Carla Gannis, a digital artist in her own right, wrote that “A movement cannot merely catalogue what currently exists, it is defined by the future(s) it envisions,” and maybe that is where she and many others start to miss the point. Just as those practitioners of the New Aesthetic understand the melding of life on- and off-line, they also don’t feel the need to respect the proper way to run an artistic movement. Ryan Trecartin’s artworks (video) and Code/Space (Academic Book) can sit comfortably beside Rihanna’s last SNL performance (music) and James Bridle’s “A Ship Adrift” (website) and all speak the same language. NA isn’t an art movement. More than anything, NA feels like a fashion trend that has taken over all parts of culture at the same time. The idea that the digital world is spilling over into the physical world is as old as computers, and it is now finding it’s way into everything.

What does this ad up to? We all have no idea. Gannis wants a coherent statement of purpose, and she’ll never get one. Here’s why: the thing is everywhere, and there is no reigning it in. The New Aesthetic, as Bruce Sterling points out in his watershed essay on NA, “We’re surrounded by systems, devices and machineries generating heaps of raw graphic novelty. We built them, we programmed them, we set them loose for a variety of motives, but they do some unexpected and provocative things.” NA speaks to a lot of people because it is the reaction to a world intimately connected to the network. The whole thing can and never will be a “movement,” because it’s really a trend showing us how some people see the world we live in today.

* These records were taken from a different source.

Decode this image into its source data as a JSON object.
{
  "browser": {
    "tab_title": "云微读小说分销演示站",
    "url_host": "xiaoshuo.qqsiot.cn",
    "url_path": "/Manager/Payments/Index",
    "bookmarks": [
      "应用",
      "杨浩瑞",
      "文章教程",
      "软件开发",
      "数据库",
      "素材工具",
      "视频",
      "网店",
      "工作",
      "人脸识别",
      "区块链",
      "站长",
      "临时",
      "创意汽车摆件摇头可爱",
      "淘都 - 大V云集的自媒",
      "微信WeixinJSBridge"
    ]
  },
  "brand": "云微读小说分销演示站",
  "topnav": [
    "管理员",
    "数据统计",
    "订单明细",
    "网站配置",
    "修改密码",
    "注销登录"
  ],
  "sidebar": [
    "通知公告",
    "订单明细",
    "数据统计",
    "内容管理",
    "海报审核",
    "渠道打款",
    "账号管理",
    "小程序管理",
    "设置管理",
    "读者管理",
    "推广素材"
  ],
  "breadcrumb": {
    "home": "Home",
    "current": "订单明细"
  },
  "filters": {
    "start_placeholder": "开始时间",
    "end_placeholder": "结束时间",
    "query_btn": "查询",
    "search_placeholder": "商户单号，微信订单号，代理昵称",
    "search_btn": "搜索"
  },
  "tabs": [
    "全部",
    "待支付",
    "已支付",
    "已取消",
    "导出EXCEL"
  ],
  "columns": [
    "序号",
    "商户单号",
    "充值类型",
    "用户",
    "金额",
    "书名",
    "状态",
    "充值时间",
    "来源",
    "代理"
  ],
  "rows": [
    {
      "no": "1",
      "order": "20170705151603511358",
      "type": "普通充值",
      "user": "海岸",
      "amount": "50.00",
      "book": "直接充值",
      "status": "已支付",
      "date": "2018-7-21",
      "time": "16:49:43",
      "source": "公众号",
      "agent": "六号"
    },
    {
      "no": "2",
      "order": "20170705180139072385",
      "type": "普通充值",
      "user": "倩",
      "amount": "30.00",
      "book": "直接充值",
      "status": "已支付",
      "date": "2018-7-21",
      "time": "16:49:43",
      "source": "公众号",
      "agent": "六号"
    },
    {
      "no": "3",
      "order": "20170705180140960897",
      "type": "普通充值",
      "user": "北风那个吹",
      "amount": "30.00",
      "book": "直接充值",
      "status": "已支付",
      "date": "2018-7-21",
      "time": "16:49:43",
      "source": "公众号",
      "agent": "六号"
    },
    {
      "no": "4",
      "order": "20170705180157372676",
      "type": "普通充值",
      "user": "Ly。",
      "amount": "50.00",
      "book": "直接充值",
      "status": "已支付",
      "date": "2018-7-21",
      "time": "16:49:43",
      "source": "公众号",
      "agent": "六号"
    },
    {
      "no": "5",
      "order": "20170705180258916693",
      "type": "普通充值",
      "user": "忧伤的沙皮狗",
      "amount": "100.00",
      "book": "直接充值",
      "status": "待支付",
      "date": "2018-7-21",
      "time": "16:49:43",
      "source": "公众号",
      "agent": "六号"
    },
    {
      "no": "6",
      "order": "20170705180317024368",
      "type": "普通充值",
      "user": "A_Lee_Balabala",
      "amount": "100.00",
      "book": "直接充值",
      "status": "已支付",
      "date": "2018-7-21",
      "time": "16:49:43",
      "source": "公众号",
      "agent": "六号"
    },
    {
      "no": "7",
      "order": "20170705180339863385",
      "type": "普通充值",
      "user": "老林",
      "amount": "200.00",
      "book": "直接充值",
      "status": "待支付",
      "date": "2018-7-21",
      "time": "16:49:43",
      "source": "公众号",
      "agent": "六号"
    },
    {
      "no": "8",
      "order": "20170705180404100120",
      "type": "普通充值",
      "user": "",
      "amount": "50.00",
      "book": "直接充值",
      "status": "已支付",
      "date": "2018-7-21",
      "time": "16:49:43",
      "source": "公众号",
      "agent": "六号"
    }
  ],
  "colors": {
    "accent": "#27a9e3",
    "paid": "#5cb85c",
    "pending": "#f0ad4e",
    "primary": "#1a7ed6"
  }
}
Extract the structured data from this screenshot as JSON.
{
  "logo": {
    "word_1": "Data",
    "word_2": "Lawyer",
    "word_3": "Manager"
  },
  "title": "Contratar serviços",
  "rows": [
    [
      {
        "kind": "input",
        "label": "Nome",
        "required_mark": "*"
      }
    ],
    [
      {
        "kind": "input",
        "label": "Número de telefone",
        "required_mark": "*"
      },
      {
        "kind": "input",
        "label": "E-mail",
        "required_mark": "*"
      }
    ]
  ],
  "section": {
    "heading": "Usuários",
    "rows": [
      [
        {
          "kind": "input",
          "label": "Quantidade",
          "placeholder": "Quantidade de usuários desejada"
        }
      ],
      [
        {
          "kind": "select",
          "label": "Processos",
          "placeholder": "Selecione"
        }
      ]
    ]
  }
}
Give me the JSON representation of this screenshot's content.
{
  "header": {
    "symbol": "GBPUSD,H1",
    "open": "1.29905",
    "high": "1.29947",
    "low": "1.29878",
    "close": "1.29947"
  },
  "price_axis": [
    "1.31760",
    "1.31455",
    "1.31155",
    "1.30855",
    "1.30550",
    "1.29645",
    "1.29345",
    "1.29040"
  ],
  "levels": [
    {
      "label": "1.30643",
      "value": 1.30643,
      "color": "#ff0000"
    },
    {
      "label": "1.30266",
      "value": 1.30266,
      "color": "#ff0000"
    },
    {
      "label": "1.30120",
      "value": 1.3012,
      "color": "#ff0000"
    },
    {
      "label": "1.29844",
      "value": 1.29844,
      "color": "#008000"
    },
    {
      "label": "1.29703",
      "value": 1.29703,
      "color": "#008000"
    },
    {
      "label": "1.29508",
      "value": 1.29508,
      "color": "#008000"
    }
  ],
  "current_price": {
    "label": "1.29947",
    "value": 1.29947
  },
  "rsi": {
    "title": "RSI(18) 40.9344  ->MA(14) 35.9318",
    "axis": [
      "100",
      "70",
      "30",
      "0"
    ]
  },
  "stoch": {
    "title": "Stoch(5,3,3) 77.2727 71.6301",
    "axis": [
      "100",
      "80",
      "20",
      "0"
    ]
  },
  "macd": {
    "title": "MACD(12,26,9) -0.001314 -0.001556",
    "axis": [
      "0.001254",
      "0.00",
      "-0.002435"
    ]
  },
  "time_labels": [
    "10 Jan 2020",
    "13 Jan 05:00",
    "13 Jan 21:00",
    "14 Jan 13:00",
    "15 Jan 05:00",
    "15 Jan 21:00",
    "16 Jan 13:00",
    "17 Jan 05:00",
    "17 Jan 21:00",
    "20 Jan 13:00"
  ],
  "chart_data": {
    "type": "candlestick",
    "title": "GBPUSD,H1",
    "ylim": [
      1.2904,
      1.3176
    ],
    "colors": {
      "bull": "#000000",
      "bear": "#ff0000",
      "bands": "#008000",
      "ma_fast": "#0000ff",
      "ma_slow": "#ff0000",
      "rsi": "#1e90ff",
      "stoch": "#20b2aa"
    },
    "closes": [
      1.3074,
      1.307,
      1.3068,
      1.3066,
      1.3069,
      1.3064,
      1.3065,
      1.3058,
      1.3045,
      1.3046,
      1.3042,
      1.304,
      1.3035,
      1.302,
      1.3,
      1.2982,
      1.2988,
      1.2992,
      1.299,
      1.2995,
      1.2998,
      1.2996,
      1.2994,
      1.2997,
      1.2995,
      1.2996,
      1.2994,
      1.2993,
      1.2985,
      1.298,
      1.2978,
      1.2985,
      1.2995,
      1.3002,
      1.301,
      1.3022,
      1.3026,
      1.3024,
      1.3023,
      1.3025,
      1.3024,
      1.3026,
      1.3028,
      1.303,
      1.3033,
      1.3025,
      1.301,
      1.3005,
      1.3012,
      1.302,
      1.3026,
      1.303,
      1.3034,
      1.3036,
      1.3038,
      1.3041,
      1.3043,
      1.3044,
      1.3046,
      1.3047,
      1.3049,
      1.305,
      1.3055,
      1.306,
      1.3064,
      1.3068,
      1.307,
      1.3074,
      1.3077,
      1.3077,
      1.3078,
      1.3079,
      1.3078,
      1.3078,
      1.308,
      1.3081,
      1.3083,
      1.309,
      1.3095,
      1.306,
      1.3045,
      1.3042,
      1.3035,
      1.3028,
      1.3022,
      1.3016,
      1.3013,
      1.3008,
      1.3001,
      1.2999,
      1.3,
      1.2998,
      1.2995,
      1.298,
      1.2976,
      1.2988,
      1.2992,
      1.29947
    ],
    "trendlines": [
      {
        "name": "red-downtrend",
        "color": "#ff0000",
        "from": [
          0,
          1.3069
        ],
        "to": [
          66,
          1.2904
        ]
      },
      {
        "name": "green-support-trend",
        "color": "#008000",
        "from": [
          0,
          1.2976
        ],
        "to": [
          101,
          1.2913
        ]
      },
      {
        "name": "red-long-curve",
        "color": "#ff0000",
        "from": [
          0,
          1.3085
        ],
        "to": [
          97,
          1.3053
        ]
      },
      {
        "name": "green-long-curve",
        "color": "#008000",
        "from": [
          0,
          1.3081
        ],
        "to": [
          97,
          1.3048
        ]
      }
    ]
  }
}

For a generation of people raised on “Flight of the Navigator” all the way to those who grew up with “The Matrix,” the New Aesthetic Speaks their language. At it’s bit-driven heart, NA just wants to be liked, and it’ll keep popping up all over the place until it is.